Iarnród Éireann train drivers in Cork have agreed to return to work from tomorrow morning following a meeting in the city this afternoon.
Seventeen Intercity trains were cancelled today as a result of an unofficial action which centres around flexible working arrangements at the Cork station.
Following today's meeting, the drivers decided to return to work on the basis that they would work in accordance with current agreements to include the flexibilities as referenced under the Labour Relations Commission proposal of March this year.
A statement issued by the drivers this afternoon blamed the company for the dispute. Reiterating their support for a colleague who was removed from the payroll on Thursday, the drivers claimed the company had acted arbitrarily and did not invoke agreed procedures to deal with such matters.
However, the drivers said they would return to work: "on the basis that the maintenance of the current impasse would only serve to further discommode the travelling public."
A spokesman for Iarnród Éireann said that the company hoped the drivers‘ statement meant what it purported to mean. He said that the company was adopting a cautious approach at this stage and would have to await developments in the morning.
The spokesman said that the company wanted the drivers to return to work on the basis of full flexibility within their shifts and co-operate with the training of new staff, as set out in agreements.

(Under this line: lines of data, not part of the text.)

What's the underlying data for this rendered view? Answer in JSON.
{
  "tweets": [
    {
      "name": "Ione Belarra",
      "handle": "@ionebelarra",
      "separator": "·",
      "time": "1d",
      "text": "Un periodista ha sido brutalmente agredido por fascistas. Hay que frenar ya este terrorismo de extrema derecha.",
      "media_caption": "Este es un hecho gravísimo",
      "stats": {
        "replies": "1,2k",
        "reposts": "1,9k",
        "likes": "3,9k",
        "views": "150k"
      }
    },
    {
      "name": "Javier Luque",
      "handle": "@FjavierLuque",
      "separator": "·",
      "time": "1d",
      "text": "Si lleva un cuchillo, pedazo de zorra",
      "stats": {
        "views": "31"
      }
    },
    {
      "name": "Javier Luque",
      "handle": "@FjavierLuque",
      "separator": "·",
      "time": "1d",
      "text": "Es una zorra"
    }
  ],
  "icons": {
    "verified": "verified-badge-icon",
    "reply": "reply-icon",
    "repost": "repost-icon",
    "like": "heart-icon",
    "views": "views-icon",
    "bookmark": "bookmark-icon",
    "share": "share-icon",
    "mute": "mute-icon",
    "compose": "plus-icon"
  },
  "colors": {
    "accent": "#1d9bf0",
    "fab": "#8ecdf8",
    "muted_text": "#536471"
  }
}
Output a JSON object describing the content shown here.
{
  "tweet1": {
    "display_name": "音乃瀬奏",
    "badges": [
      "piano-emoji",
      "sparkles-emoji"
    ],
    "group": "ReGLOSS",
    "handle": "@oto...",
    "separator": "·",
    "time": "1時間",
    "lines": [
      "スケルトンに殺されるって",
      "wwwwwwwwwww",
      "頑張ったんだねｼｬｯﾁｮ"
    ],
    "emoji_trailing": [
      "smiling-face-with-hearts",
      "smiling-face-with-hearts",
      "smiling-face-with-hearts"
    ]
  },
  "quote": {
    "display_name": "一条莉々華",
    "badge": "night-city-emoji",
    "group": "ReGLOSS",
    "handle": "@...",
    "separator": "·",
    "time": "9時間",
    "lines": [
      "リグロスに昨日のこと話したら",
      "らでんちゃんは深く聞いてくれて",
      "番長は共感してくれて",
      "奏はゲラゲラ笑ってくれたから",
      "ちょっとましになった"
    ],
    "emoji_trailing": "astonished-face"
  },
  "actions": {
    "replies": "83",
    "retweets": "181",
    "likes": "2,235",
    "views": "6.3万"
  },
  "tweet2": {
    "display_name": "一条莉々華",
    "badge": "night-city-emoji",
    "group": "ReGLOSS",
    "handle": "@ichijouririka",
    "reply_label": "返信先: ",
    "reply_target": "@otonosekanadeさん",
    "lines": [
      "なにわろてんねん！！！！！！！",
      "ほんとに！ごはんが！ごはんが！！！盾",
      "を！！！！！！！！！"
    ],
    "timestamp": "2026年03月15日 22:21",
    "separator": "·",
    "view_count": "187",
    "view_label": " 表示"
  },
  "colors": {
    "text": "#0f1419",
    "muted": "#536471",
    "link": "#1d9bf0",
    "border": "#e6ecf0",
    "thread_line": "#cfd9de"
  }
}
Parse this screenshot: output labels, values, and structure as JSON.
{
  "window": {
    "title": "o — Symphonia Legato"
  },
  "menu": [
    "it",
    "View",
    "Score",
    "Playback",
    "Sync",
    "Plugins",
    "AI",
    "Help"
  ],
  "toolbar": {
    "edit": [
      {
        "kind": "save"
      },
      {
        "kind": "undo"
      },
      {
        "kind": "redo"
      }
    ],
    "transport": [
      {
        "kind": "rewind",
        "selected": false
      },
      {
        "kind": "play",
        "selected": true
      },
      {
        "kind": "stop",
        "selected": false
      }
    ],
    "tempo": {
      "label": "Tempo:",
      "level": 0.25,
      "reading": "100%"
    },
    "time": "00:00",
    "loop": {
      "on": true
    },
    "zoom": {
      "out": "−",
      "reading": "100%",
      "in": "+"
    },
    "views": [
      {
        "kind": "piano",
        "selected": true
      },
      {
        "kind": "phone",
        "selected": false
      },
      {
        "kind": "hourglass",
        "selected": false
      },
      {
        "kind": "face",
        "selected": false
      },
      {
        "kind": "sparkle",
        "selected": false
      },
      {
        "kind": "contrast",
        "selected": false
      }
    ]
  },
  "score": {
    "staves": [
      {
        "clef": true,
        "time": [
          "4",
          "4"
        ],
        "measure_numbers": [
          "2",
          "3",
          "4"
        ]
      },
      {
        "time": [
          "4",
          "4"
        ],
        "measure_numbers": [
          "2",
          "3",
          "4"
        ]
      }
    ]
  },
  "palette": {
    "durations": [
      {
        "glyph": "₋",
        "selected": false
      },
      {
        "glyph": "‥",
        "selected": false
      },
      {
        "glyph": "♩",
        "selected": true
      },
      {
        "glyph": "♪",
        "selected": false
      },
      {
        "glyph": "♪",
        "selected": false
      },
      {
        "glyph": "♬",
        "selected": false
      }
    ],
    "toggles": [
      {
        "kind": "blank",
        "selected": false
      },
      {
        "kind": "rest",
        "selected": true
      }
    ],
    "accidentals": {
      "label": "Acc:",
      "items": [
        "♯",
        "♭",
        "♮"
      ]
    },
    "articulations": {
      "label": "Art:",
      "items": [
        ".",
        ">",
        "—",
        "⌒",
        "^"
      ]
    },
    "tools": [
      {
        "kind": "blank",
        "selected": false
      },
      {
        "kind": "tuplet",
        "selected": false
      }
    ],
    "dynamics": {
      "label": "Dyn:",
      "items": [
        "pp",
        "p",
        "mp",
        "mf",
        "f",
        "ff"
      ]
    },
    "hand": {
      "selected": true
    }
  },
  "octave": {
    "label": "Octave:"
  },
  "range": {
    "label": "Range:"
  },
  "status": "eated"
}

He said that the company would not accept a situation whereby drivers sought to pick and choose which trains to operate within their shifts.
The company urged all passengers intending to travel in the Cork and Kerry area in the morning to be caution and check the company website for running services.
Iarnród Éireann says it has "patiently endeavoured to resolve these issues" by engaging in the agreed industrial relations machinery of the company, and the State.
Train drivers submitted proposals to Iarnród Éireann on Friday for a return to work but were rejected by the company. The company claimed the proposals were offering a return to work with conditions, which they said was unacceptable.
Meanwhile, it was claimed that Siptu drivers not involved in the dispute presented themselves for work this morning but were prevented from driving their rostered trains by the company. The services included the early morning services to Cobh and Dublin.
“The disruption to services was avoidable but management decided to let it happen,” union Branch Organiser Jackie Pearson said.
However, a spokesman for the company said the drivers had been asked if they were prepared to work under the full terms of the existing agreement. He said it was clear from their response that they were not, and that the company needed drivers to work to the agreement uner which they were paid. "Flexibility does arise, it's part of the agreement," he said.